This trial is evaluating whether Zinc will improve 1 primary outcome and 2 secondary outcomes in patients with Carcinoma. Measurement will happen over the course of Up to 4 months after study start.
This trial requires 17 total participants across 2 different treatment groups
This trial involves 2 different treatments. Zinc is the primary treatment being studied. Participants will be divided into 2 treatment groups. There is no placebo group. The treatments being tested are not being studied for commercial purposes.
Carcinomas may present with a variety of symptoms. Common treatments include surgery (or surgery with radiation or chemotherapy), chemotherapy, immunotherapy (e.g., rituximab, trastuzumab), and radiotherapy. Most carcinomas have no cure, but some do have a cure (eg, melanoma and renal cell carcinoma). The 5-year survival rate may be around 30% for surgically resected renal cell carcinoma and 15% for lung cancer.
The number of cases of carcinoma diagnosed in the US in any given year is dependent on the prevalence of the disease. Recent findings underscore the need for careful and comprehensive epidemiologic studies in populations that will aid in planning and programmatic planning for cancers in high-prevalence or high-risk populations.
Carcinoma is the most common type of malignancy present in the brain. Treatment is largely palliative in the majority of cases, and the 5-year survival rate is only 20%. A multidisciplinary management plan is the most important variable in determining survival. Brain tumour is a separate entity from brain metastatic carcinomas. Carcinomas of the brain are classified based on their location and in order to provide patients with a reasonable outcome.
Chronic inflammation, such as that caused by smoking, is a plausible mechanism for carcinogenesis. The role of infection with human papillomavirus is suggested by its increasing frequency in epithelial carcinomas, but its role is yet to be determined.
Carcinoma of the cervix is strongly associated with poor survival rate in early stage because of the failure of adequate treatment. There are various ways to decrease the local and distant disease recurrence, such as radiotherapy, chemotherapy or the use of hormonotherapy. The cure rate of carcinoma varies with the cancer-type. However, it is still a very serious task to cure the carcinoma.
The signs of carcinoma could be distinguished based on their clinical presentation, and the diagnosis could be easily missed. The development of consensus guidelines would be useful in the future.
The prevalence of carcinoma of colon is 1.5 million cases per year in the U.S.; in Finland a 5-year incidence of colorectal carcinoma in whites has been estimated to be around 20/10 000, whereas in blacks this number is around 50/10 000. Thus, in Finland carcinoma of colon is roughly as common for whites as it is in blacks in the United States.
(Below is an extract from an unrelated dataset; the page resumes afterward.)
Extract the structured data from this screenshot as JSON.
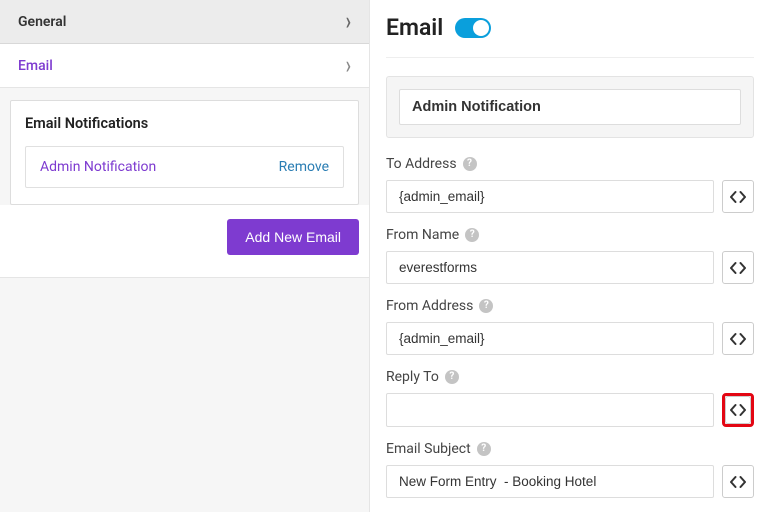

Carcinoma of the colon causes approximately 20% of death, and 15% of death due to cancer in the U.S.
Approximately 1 in 3 people had carcinoma at the age of 40, and there is evidence that the proportion will continue to increase. Cancers of the head and neck will present earlier to the patient, but this will be offset by a higher proportion of cancers presenting at a later age. Further work must determine whether these factors will be important in the planning of cancer services.
There are a number of new findings that are being tested in order to treat carcinoma. By searching the National Cancer Institute's website, you will be able to view the list of cancer treatments in the future. Because the treatments for cancer continue to change, your doctor will be able to recommend the best course of action for you.\n
The studies on carcinoma are evolving rapidly as the cancer research progresses. The following are some of the interesting recent developments in carcinoma research. (1) The number of new molecular subtype studies in carcinoma has risen considerably. (2) Cancer stem cell research has become increasingly important as the target of anticancer. (3) Novel biologic therapies have been developed for some carcinoma. (4) There has been development of tumor biomarkers for early detection of carcinoma at its early stage. (5) Cancer immunotherapy has shown much promise in developing an effective response in patients with carcinoma. (6) Cancer vaccine is a promising approach to overcome some of the limitations of cancer.
A recent case-control study identified two patients having a high risk of disseminated disease who did not obtain clinical clearance, despite the development of a clinical suspicion of carcinoma. In these two patients the clinical course was not favorable: they were still alive, but died of other causes, in 4 and 8.5 months, respectively. There is no precise timing parameter in this form of carcinoma dissemination and there is no agreement about the necessity, or even the possibility, of applying specific treatment to high risk patients.
Although there are many factors that contribute to the development of carcinoma, primary malignancy remains the most significant component of carcinoma and, by extension, the primary treatment of carcinoma. In particular, primary carcinoma contributes over 10% to the overall mortality rate in patients with carcinoma, making it the most common cause of mortality. To help physicians in their treatment of patients with carcinoma, we provide a list of the leading causes of primary carcinoma and propose possible treatment strategies for each primary carcinoma based on the mechanism by which it develops.